10-year-old London Eisenbeis was excited to go on the 273ft-long slide at Zehnder’s Splash Village in Michigan, USA, last year after waiting two years to be deemed tall enough.
But the thrill threw London’s heart into an abnormal rhythm, and caused a cardiac arrest. The young girl was rushed to hospital, where she was put on life support, but tragically died nine days later, on February 27, 2018.
Though the 10-year-old seemed ‘very healthy’, she had unknowingly been suffering from a rare and potentially fatal condition called Long QT syndrome, which can cause serious irregular heart rhythms.
London’s mum, Tina, spoke to The Sun about what happened at the water park, explaining she was sitting on the other side of the park waiting for her two daughters and her husband, Jerry, at the time.
I heard a whistle go off.
I was like, ‘Oh, there’s probably kids messing around.’ But within maybe minutes I started seeing women looking terrified. One woman was walking with two children, grabbing them.
She said, ‘Somebody’s drowned over there.’ I kind of got nervous.
Tina went to see what was going on, and saw sheets up surrounding the scene and her husband looking on.
The mother continued:
I knew it was one of my kids.
It was an awful thing. There were no signs of the condition, she just dropped.
The day before she had been doing flips in the air.
The slide, which is the biggest at Zehnder’s Splash Village, has a small capsule at the top with a see-through door which closes to encompass the rider.
The floor beneath them then gives way, causing the person to drop at speed onto the slide.
Tina spoke about London’s final actions, saying:
London looked at her dad, gave two thumbs up and smiled, went down the slide and came out in cardiac arrest.
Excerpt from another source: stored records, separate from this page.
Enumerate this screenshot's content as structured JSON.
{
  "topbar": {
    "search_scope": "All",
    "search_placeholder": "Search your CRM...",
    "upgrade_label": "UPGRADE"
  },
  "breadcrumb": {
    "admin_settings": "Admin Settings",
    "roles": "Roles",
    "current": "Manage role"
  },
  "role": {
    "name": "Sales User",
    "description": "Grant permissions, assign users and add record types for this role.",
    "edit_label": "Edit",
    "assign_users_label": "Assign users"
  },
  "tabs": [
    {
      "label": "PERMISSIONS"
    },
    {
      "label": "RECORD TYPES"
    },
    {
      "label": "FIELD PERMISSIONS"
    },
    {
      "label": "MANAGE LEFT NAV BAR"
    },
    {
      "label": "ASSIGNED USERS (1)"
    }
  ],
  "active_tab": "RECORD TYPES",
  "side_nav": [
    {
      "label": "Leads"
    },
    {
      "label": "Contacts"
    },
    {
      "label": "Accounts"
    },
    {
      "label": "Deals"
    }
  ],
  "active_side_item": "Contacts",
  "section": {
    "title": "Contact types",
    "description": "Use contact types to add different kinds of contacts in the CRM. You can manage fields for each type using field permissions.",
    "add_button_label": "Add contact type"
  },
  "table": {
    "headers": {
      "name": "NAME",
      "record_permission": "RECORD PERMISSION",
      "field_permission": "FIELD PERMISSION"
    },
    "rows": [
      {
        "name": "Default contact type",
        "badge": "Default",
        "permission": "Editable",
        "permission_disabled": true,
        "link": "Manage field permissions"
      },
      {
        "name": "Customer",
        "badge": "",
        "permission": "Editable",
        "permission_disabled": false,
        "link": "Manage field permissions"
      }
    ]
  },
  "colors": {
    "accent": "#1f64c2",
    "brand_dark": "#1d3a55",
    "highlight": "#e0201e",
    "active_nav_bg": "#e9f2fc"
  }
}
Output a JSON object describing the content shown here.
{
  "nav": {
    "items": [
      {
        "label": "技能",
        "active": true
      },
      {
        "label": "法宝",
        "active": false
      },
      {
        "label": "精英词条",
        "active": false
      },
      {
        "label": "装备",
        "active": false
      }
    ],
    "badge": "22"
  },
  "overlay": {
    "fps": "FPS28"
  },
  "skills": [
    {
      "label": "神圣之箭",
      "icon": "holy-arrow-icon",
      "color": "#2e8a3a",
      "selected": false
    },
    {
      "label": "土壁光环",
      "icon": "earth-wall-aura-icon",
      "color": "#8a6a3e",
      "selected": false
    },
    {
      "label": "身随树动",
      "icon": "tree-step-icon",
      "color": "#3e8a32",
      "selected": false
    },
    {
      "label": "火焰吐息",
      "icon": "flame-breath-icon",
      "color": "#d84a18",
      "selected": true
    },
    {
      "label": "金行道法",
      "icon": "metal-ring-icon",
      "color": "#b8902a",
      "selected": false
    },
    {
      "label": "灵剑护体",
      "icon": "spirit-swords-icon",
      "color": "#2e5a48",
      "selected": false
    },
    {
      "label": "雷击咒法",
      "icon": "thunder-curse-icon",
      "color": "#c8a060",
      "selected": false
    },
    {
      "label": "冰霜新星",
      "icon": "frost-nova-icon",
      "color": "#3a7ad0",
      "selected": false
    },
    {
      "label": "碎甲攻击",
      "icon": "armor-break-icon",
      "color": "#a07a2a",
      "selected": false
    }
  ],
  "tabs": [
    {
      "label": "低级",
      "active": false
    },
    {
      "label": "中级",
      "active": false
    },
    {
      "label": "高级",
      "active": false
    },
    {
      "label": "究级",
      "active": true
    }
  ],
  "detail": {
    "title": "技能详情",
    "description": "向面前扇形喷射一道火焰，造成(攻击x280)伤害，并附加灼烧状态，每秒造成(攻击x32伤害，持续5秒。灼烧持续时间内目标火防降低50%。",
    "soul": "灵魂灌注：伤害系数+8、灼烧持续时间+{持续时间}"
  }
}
The excitement threw her rhythm.
The slide she went down has a heartbeat sound at the top that my husband said made it even scarier. Who would have ever thought she would come out the bottom without one?
Attempts were made to save London’s life at the water park, though they did not include a defibrillator, which can reestablish a regular heartbeat via an electrical charge.
The young girl was buried on the day of her school’s father-daughter dance, wearing the dress she’d previously picked out for the event.
Following London’s death, Tina trained to become an instructor for the American Heart Association, and she and her husband set up a non-profit foundation in their daughter’s name.
The London Strong Foundation grants defibrillators within the local community in an effort to save lives.
Our thoughts are with London’s friends and family at this tragic time.
If you have experienced a bereavement and would like to speak with someone in confidence contact Cruse Bereavement Care via their national helpline on 0808 808 1677.
Emily Brown first began delivering important news stories aged just 13, when she launched her career with a paper round. She graduated with a BA Hons in English Language in the Media from Lancaster University, and went on to become a freelance writer and blogger. Emily contributed to The Sunday Times Travel Magazine and Student Problems before becoming a journalist at UNILAD, where she works on breaking news as well as longer form features.